What are the treatment options?
The best treatment option for each patient depends on the stage of their fistula. If the patient only has an abscess, it may only be necessary to simply drain the sepsis and infection in an emergency operation. Afterwards, the abscess may heal on its own but in many cases, we place a seton, a string or a small plastic band that connects between the internal and external opening.
A seton acts a little like a nose piercing, running between the two sides and keeping the two openings open. They are prevented from closing up and therefore no infection can build up which could cause another abscess. Once the seton is in place, the fistula is fixed and is safe in that it is unlikely that the patient would develop another abscess or more perianal sepsis. Some patients are happy to live with the seton in place, a little piece of plastic which hangs out of the bottom, and no further treatment will be necessary.
If the patient wants the fistula to be fully cured, the options are quite varied and depend on the complexity of the individual fistula. The simplest and most successful way to cure them is called ‘laying it open’. In this technique, the surgeon cuts through the skin and tissue that go down to the fistula tract, which is then excised and allows the wound to heal back up towards the skin edge. This method is really effective for simple, low anal fistulas because they heal quickly, the cut isn’t too large and the anal sphincters aren’t damaged.
We try to use this type of surgery wherever possible and up to ninety per cent of patients who undergo this procedure have a successful cure with no further surgery.
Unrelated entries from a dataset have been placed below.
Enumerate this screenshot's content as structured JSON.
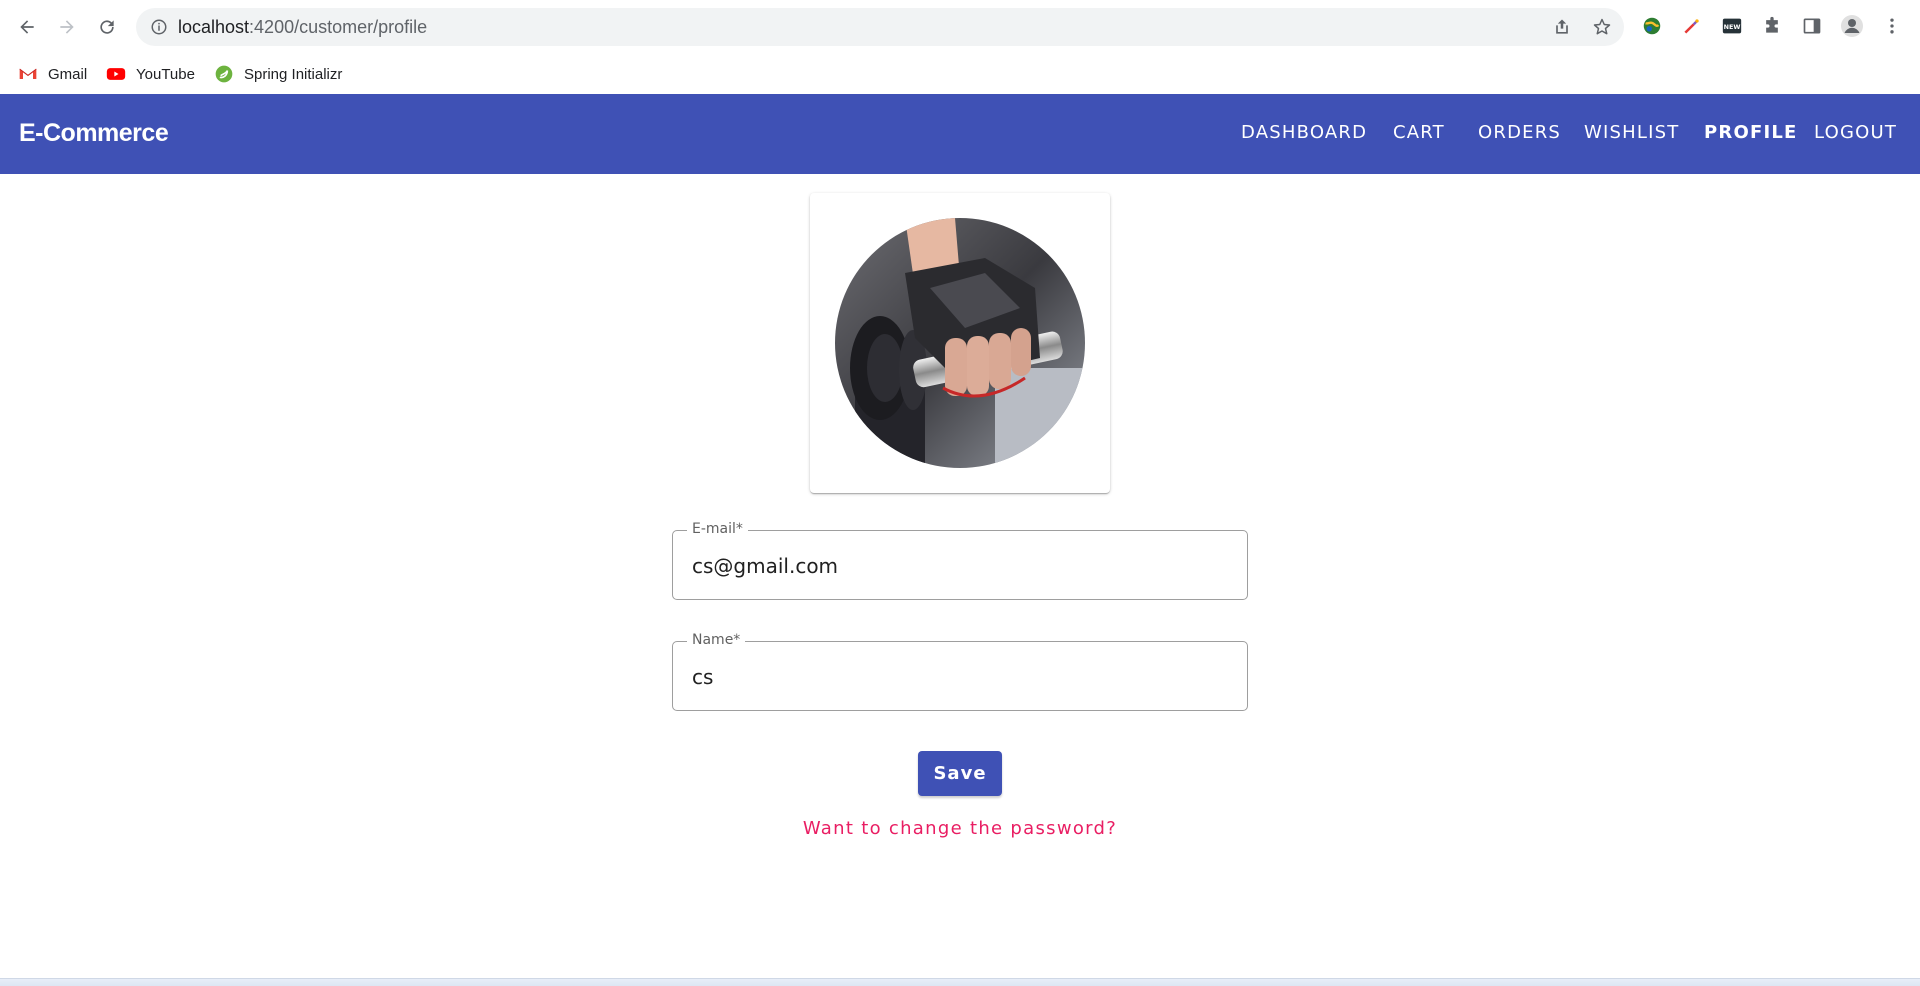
{
  "browser": {
    "url_host": "localhost",
    "url_path": ":4200/customer/profile",
    "bookmarks": [
      {
        "label": "Gmail",
        "icon": "gmail-icon"
      },
      {
        "label": "YouTube",
        "icon": "youtube-icon"
      },
      {
        "label": "Spring Initializr",
        "icon": "spring-icon"
      }
    ]
  },
  "toolbar": {
    "brand": "E-Commerce",
    "nav": [
      "DASHBOARD",
      "CART",
      "ORDERS",
      "WISHLIST",
      "PROFILE",
      "LOGOUT"
    ],
    "active": "PROFILE",
    "color": "#3f51b5"
  },
  "profile": {
    "avatar_image": "hand-gripping-dumbbell-photo",
    "email": {
      "label": "E-mail*",
      "value": "cs@gmail.com"
    },
    "name": {
      "label": "Name*",
      "value": "cs"
    },
    "save_label": "Save",
    "change_password_link": "Want to change the password?",
    "link_color": "#e91e63"
  }
}
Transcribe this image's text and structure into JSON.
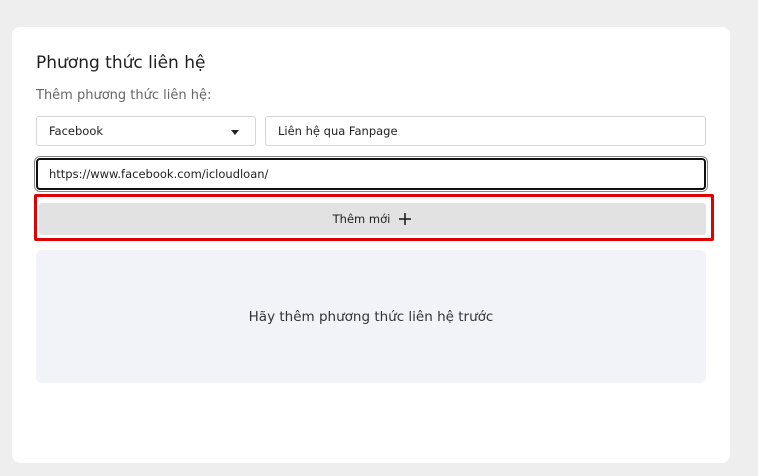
{
  "contact_section": {
    "title": "Phương thức liên hệ",
    "subtitle": "Thêm phương thức liên hệ:",
    "type_select": {
      "selected": "Facebook"
    },
    "label_input": {
      "value": "Liên hệ qua Fanpage"
    },
    "url_input": {
      "value": "https://www.facebook.com/icloudloan/"
    },
    "add_button": {
      "label": "Thêm mới",
      "icon": "plus-icon"
    },
    "empty_state": {
      "message": "Hãy thêm phương thức liên hệ trước"
    }
  },
  "colors": {
    "highlight": "#e00000",
    "button_bg": "#e2e2e2",
    "empty_bg": "#f1f3f8",
    "page_bg": "#eeeeee"
  }
}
Certain more complex fistulas that run higher up within the anal canal can also be treated by being laid open, but this should be only undertaken by an expert in this field who has significant experience and training in this area.
There are other treatment options that don’t involve cutting down on to the fistula. These include using a collagen plug to block off the tract and fill the hole. The advantage is that no muscle of the anal canal needs to be cut but there is a risk the plug can fall out.
Newer techniques, such as electro-thermal or laser therapy attempt to obliterate the fistula tract and other more advanced surgical options are available avoiding cutting the anal sphincters. Unfortunately, all of these techniques do have a risk of recurrence of the fistula after treatment and should only be performed by specialists in these fields.
Is recovery painful after anal fistula surgery?
In many cases, patients can undergo the procedure as day-cases, meaning they don’t have to stay overnight. Naturally, the surgery will leave a wound that will require care in the weeks following the operation and pain killers and laxatives may also be needed for the first two weeks.
Patients also usually need input from a nurse and I personally review my fistula tract patients within two weeks to check they’re healing in the right direction. Generally speaking, the more complex the surgery, the more painful the recovery. The bottom is a sensitive area and there are some anaesthetic injections that can help to numb any pain before the patient goes home.
Can anal fistulas recur?
Anal fistulas can recur in some patients. This usually depends on the complexity of the fistula and the treatment. The less complicated and lower the fistula, the less likely recurrence is. After the ‘laying open’ procedure, around ten percent of patients may have a recurrence. In more complex operations, there is a higher recurrence rate. When deciding about treatment, it is important to be realistic and to balance the benefit of a successful operation against the risks of cutting the anal sphincters with the subsequent possible impact to bowel continence.
If you are concerned about the symptoms of anal fistulas or are requiring treatment, you can book a consultation with Mr Evans by visiting his Top Doctors profile.